Released: July 2015
After years of being locked in a safe, the hotly anticipated sequel to Harper Lee’s beloved classic To Kill a Mockingbird is finally upon us. The novel has been causing quite a stir recently, as many are unsure whether Lee wanted her old manuscript published or if people have been taking advantage of her old age and ill health. The first chapter of Go Set A Watchman was released online ahead of its publication, bringing with it the shocking news that Atticus Finch, an iconic literary hero, is a racist. Taking place 20 years on from the events of Mockingbird, the story follows Jean Louise (formerly Scout), the Finch family and the town of Maycomb.
As expected, there have been numerous developments in Maycomb since Scout Finch’s childhood. The technology has advanced slightly, the civil rights movement is gaining momentum and racial tensions are increasing. Mockingbird’s bad-tempered heroine Scout is now 26-year-old Jean Louise, returning home to visit her ageing father Atticus and her Aunt Alexandra. The Finches live in a different house, Jem is absent, Calpurnia no longer works for them and Dill is in Italy. Jean Louise even has a boyfriend, her old friend and neighbour Henry Clinton.
One of the most distinctive features of Watchman is the third-person narrator which has replaced the infamous first-person narrative delivered by young, innocent Scout in Mockingbird. This takes away some of the magic, but Maycomb’s appearance, the social codes that are entrenched in its history, and the habits of its residents are nonetheless captured with charming detail.
Lee demonstrates her accomplished storytelling by providing several sentimental flashbacks to Jean Louise’s adolescence, reminding us why these characters are so widely adored. Jean Louise’s visit brings back fond memories of hot summers playing in the yard with Jem and Dill, inventing wild stories and getting up to mischief. She recollects being caught playing naked outside by a Reverend, the horror of her first period, believing she was pregnant after kissing a boy, and stuffing her dress with fake breasts for her school dance. These moments enable readers to reconnect with popular characters, but also serve as a bitter-sweet reminder that everyone has to grow up and leave certain things behind.

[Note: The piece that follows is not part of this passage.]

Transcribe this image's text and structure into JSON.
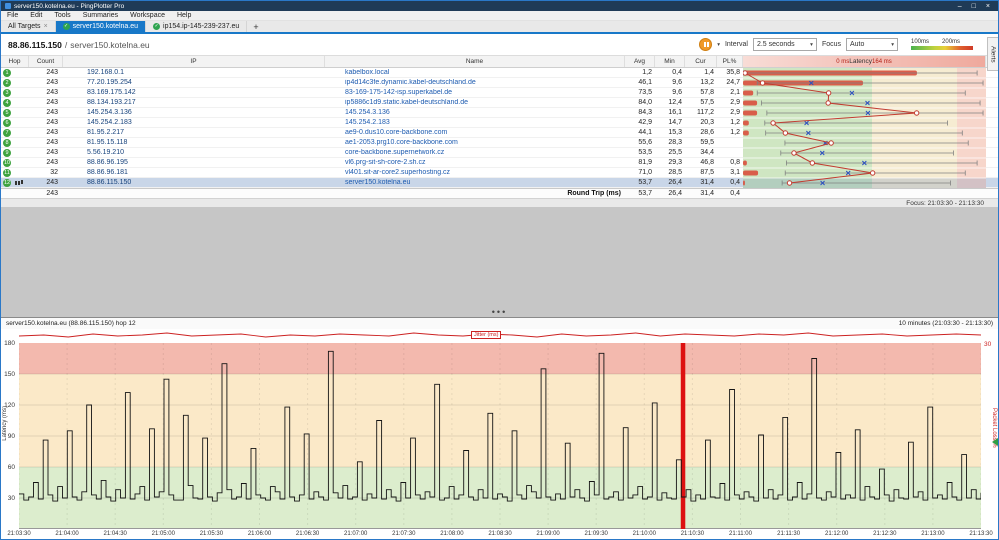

It has to be said that Watchman doesn’t have a strong plot; the focal point of the book is Jean Louise becoming disillusioned when she discovers Atticus’ racist views. On the same courtroom balcony where she witnessed Atticus defending Tom Robinson (a black man falsely accused of raping a white woman), she sees him attending a pro-segregation meeting. Atticus defends his opinions, leaving Jean Louise and countless fans feeling betrayed and stung. The wider context of the novel is the political turmoil in 1950s America, but Jean Louise’s coming-of-age is at the heart of it. She is undoubtedly more open-minded and progressive than her family, but she has a lot of maturing to do. Standing up to Atticus is a defining moment for Jean Louise; asserting her own thoughts is a sign that she has finally become her own woman.
Mockingbird is a timeless classic because it can be discussed and analysed again and again, and the issues it explores are unfortunately still relevant. Watchman offers a deeper insight into these themes by abandoning the childlike observations and focusing on adult perspectives. The quality of the writing may not compete with Mockingbird, but Lee nevertheless raises more complex questions about society and prejudice and has certainly given readers plenty to think about (I can almost hear future GCSE students groaning in despair).